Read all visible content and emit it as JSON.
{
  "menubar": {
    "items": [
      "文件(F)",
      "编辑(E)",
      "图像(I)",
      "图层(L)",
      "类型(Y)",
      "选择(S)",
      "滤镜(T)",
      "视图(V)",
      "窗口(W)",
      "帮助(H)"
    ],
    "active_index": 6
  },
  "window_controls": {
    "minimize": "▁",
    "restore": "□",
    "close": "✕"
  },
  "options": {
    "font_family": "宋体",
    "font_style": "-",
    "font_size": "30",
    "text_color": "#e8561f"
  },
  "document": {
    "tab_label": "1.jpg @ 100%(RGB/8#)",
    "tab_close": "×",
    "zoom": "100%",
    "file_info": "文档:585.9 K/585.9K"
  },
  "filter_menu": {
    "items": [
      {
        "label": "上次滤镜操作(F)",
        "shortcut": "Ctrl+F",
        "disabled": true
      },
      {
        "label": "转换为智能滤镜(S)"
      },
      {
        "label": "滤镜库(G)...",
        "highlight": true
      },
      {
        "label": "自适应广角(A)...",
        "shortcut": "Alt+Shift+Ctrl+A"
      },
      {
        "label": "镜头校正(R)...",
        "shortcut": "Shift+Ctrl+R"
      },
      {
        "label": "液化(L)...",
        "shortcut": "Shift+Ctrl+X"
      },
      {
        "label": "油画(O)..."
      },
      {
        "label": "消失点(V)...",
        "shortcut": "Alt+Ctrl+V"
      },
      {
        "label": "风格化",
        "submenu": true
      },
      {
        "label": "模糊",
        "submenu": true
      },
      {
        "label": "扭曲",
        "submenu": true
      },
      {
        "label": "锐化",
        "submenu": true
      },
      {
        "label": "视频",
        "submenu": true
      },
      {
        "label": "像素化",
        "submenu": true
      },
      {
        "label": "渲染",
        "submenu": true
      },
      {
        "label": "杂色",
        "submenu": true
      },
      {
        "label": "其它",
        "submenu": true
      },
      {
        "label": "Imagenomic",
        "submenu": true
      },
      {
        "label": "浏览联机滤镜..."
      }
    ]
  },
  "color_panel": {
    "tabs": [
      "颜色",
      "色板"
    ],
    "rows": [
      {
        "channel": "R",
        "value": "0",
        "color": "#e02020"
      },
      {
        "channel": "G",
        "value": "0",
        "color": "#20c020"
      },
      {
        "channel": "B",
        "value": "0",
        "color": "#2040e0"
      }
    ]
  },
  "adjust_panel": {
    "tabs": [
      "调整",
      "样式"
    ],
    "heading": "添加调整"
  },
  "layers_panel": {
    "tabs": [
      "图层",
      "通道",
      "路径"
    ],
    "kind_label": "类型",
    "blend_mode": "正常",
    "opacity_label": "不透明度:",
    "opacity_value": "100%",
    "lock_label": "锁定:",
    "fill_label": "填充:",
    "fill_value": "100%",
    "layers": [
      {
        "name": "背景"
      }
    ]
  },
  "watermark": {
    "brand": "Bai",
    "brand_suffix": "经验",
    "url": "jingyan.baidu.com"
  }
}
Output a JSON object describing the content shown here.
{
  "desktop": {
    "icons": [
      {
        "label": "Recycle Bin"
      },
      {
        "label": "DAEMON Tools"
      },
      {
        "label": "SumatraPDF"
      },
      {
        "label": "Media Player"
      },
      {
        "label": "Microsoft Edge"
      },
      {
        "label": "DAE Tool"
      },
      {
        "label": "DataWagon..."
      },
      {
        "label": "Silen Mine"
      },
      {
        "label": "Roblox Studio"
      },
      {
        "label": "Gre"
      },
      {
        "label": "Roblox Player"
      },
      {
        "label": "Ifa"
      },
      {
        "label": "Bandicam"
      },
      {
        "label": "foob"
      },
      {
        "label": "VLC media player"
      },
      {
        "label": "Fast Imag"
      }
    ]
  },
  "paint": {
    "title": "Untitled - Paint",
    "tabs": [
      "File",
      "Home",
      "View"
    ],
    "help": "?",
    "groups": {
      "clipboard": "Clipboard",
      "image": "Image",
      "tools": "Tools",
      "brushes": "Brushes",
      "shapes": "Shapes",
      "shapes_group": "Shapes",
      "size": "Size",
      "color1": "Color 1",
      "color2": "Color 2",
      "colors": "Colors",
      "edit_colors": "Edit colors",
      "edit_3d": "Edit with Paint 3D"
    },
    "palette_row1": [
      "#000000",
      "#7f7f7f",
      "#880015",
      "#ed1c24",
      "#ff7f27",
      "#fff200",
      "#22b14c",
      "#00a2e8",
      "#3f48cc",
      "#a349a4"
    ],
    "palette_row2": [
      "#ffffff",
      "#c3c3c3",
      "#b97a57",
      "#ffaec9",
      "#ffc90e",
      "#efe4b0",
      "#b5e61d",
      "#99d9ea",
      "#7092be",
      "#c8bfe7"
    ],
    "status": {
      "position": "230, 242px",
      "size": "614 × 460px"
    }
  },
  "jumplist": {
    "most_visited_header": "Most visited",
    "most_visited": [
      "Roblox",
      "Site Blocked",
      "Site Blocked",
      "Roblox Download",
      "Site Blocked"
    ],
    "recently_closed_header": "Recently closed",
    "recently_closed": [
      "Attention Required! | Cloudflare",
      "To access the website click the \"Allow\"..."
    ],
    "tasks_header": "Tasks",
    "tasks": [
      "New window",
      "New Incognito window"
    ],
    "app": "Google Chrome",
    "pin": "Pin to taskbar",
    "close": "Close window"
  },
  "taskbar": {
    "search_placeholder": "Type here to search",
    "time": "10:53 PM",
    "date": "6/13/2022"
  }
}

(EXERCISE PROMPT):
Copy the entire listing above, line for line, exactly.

(ANSWER TO THE PROBLEM):
Read all visible content and emit it as JSON.
{
  "menubar": {
    "items": [
      "文件(F)",
      "编辑(E)",
      "图像(I)",
      "图层(L)",
      "类型(Y)",
      "选择(S)",
      "滤镜(T)",
      "视图(V)",
      "窗口(W)",
      "帮助(H)"
    ],
    "active_index": 6
  },
  "window_controls": {
    "minimize": "▁",
    "restore": "□",
    "close": "✕"
  },
  "options": {
    "font_family": "宋体",
    "font_style": "-",
    "font_size": "30",
    "text_color": "#e8561f"
  },
  "document": {
    "tab_label": "1.jpg @ 100%(RGB/8#)",
    "tab_close": "×",
    "zoom": "100%",
    "file_info": "文档:585.9 K/585.9K"
  },
  "filter_menu": {
    "items": [
      {
        "label": "上次滤镜操作(F)",
        "shortcut": "Ctrl+F",
        "disabled": true
      },
      {
        "label": "转换为智能滤镜(S)"
      },
      {
        "label": "滤镜库(G)...",
        "highlight": true
      },
      {
        "label": "自适应广角(A)...",
        "shortcut": "Alt+Shift+Ctrl+A"
      },
      {
        "label": "镜头校正(R)...",
        "shortcut": "Shift+Ctrl+R"
      },
      {
        "label": "液化(L)...",
        "shortcut": "Shift+Ctrl+X"
      },
      {
        "label": "油画(O)..."
      },
      {
        "label": "消失点(V)...",
        "shortcut": "Alt+Ctrl+V"
      },
      {
        "label": "风格化",
        "submenu": true
      },
      {
        "label": "模糊",
        "submenu": true
      },
      {
        "label": "扭曲",
        "submenu": true
      },
      {
        "label": "锐化",
        "submenu": true
      },
      {
        "label": "视频",
        "submenu": true
      },
      {
        "label": "像素化",
        "submenu": true
      },
      {
        "label": "渲染",
        "submenu": true
      },
      {
        "label": "杂色",
        "submenu": true
      },
      {
        "label": "其它",
        "submenu": true
      },
      {
        "label": "Imagenomic",
        "submenu": true
      },
      {
        "label": "浏览联机滤镜..."
      }
    ]
  },
  "color_panel": {
    "tabs": [
      "颜色",
      "色板"
    ],
    "rows": [
      {
        "channel": "R",
        "value": "0",
        "color": "#e02020"
      },
      {
        "channel": "G",
        "value": "0",
        "color": "#20c020"
      },
      {
        "channel": "B",
        "value": "0",
        "color": "#2040e0"
      }
    ]
  },
  "adjust_panel": {
    "tabs": [
      "调整",
      "样式"
    ],
    "heading": "添加调整"
  },
  "layers_panel": {
    "tabs": [
      "图层",
      "通道",
      "路径"
    ],
    "kind_label": "类型",
    "blend_mode": "正常",
    "opacity_label": "不透明度:",
    "opacity_value": "100%",
    "lock_label": "锁定:",
    "fill_label": "填充:",
    "fill_value": "100%",
    "layers": [
      {
        "name": "背景"
      }
    ]
  },
  "watermark": {
    "brand": "Bai",
    "brand_suffix": "经验",
    "url": "jingyan.baidu.com"
  }
}
Output a JSON object describing the content shown here.
{
  "desktop": {
    "icons": [
      {
        "label": "Recycle Bin"
      },
      {
        "label": "DAEMON Tools"
      },
      {
        "label": "SumatraPDF"
      },
      {
        "label": "Media Player"
      },
      {
        "label": "Microsoft Edge"
      },
      {
        "label": "DAE Tool"
      },
      {
        "label": "DataWagon..."
      },
      {
        "label": "Silen Mine"
      },
      {
        "label": "Roblox Studio"
      },
      {
        "label": "Gre"
      },
      {
        "label": "Roblox Player"
      },
      {
        "label": "Ifa"
      },
      {
        "label": "Bandicam"
      },
      {
        "label": "foob"
      },
      {
        "label": "VLC media player"
      },
      {
        "label": "Fast Imag"
      }
    ]
  },
  "paint": {
    "title": "Untitled - Paint",
    "tabs": [
      "File",
      "Home",
      "View"
    ],
    "help": "?",
    "groups": {
      "clipboard": "Clipboard",
      "image": "Image",
      "tools": "Tools",
      "brushes": "Brushes",
      "shapes": "Shapes",
      "shapes_group": "Shapes",
      "size": "Size",
      "color1": "Color 1",
      "color2": "Color 2",
      "colors": "Colors",
      "edit_colors": "Edit colors",
      "edit_3d": "Edit with Paint 3D"
    },
    "palette_row1": [
      "#000000",
      "#7f7f7f",
      "#880015",
      "#ed1c24",
      "#ff7f27",
      "#fff200",
      "#22b14c",
      "#00a2e8",
      "#3f48cc",
      "#a349a4"
    ],
    "palette_row2": [
      "#ffffff",
      "#c3c3c3",
      "#b97a57",
      "#ffaec9",
      "#ffc90e",
      "#efe4b0",
      "#b5e61d",
      "#99d9ea",
      "#7092be",
      "#c8bfe7"
    ],
    "status": {
      "position": "230, 242px",
      "size": "614 × 460px"
    }
  },
  "jumplist": {
    "most_visited_header": "Most visited",
    "most_visited": [
      "Roblox",
      "Site Blocked",
      "Site Blocked",
      "Roblox Download",
      "Site Blocked"
    ],
    "recently_closed_header": "Recently closed",
    "recently_closed": [
      "Attention Required! | Cloudflare",
      "To access the website click the \"Allow\"..."
    ],
    "tasks_header": "Tasks",
    "tasks": [
      "New window",
      "New Incognito window"
    ],
    "app": "Google Chrome",
    "pin": "Pin to taskbar",
    "close": "Close window"
  },
  "taskbar": {
    "search_placeholder": "Type here to search",
    "time": "10:53 PM",
    "date": "6/13/2022"
  }
}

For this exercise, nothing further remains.